→ **Brief**:
From the records, return each line that has the word "count" in it.

→ **Records provided**:
★ ★ ★

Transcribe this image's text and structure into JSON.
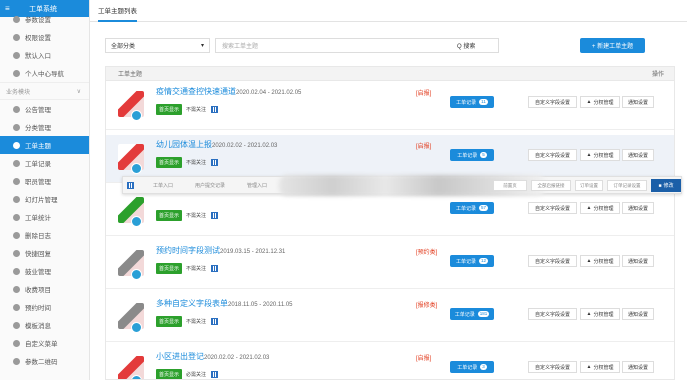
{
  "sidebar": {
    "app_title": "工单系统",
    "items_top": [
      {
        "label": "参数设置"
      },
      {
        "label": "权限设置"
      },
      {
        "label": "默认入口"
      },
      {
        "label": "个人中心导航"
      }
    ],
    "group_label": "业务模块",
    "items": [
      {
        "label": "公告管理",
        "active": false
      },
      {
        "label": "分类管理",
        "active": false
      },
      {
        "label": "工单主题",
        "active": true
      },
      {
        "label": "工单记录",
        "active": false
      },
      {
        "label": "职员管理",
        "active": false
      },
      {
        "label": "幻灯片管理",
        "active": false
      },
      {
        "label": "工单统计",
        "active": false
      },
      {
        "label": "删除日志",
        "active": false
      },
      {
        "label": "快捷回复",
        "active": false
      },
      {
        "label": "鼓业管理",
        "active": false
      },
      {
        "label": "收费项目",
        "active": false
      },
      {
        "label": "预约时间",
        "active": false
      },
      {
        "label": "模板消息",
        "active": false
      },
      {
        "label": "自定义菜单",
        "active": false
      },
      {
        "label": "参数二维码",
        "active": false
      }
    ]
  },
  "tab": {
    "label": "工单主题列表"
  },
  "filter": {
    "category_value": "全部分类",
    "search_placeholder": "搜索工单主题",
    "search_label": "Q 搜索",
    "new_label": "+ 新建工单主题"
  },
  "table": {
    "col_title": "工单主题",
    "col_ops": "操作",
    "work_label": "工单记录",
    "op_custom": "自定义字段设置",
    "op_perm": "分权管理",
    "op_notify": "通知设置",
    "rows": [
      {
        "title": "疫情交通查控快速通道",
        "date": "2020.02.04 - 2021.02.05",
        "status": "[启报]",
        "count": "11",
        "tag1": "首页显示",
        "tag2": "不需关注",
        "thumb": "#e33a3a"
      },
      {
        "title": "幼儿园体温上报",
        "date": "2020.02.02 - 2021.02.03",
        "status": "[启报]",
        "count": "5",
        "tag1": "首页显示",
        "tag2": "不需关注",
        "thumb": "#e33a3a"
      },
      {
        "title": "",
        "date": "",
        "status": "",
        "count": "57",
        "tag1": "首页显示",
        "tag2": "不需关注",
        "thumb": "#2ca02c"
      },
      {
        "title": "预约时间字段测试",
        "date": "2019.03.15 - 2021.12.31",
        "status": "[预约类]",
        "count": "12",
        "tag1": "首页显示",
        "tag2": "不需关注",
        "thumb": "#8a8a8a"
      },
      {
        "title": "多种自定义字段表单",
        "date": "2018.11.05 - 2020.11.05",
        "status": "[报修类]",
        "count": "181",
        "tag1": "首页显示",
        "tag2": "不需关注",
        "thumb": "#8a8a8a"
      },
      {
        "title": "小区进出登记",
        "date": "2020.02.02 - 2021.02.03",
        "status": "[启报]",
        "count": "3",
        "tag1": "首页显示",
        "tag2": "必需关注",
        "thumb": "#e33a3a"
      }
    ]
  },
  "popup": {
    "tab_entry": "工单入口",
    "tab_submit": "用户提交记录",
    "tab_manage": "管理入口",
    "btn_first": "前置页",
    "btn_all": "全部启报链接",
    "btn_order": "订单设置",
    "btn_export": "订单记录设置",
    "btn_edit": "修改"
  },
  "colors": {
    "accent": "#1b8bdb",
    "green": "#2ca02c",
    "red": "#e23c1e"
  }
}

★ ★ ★

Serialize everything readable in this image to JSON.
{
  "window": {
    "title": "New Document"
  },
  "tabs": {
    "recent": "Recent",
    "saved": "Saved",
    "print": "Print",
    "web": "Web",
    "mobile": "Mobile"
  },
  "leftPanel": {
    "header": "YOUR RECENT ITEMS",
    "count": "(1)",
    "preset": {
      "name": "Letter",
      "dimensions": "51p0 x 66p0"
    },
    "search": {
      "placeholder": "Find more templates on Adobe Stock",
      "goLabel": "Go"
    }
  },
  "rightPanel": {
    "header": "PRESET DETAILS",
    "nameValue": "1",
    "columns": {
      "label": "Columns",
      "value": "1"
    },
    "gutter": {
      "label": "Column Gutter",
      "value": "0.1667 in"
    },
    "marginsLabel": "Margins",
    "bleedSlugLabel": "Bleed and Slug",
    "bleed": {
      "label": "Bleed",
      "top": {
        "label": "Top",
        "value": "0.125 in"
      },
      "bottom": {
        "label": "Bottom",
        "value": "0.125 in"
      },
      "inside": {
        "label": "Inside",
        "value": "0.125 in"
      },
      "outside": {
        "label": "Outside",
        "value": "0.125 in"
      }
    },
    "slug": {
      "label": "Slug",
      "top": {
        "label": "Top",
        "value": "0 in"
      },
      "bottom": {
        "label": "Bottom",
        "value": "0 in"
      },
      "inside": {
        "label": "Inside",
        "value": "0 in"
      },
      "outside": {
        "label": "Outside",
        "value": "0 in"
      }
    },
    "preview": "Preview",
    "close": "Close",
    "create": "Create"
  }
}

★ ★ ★

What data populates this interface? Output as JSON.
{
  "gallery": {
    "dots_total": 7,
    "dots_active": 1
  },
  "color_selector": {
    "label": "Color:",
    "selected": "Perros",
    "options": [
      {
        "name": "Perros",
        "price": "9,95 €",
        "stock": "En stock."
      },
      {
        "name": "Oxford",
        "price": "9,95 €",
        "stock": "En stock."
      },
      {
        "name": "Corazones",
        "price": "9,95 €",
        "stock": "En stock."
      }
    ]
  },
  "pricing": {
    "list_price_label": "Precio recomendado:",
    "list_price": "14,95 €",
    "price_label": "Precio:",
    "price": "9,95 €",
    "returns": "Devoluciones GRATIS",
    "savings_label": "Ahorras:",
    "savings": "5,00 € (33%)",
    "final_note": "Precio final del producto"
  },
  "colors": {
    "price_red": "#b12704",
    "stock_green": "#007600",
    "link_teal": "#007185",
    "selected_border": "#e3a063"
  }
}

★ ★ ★

→ **Exercise output**:
        "count": "11",
        "count": "5",
        "count": "57",
        "count": "12",
        "count": "181",
        "count": "3",
    "count": "(1)",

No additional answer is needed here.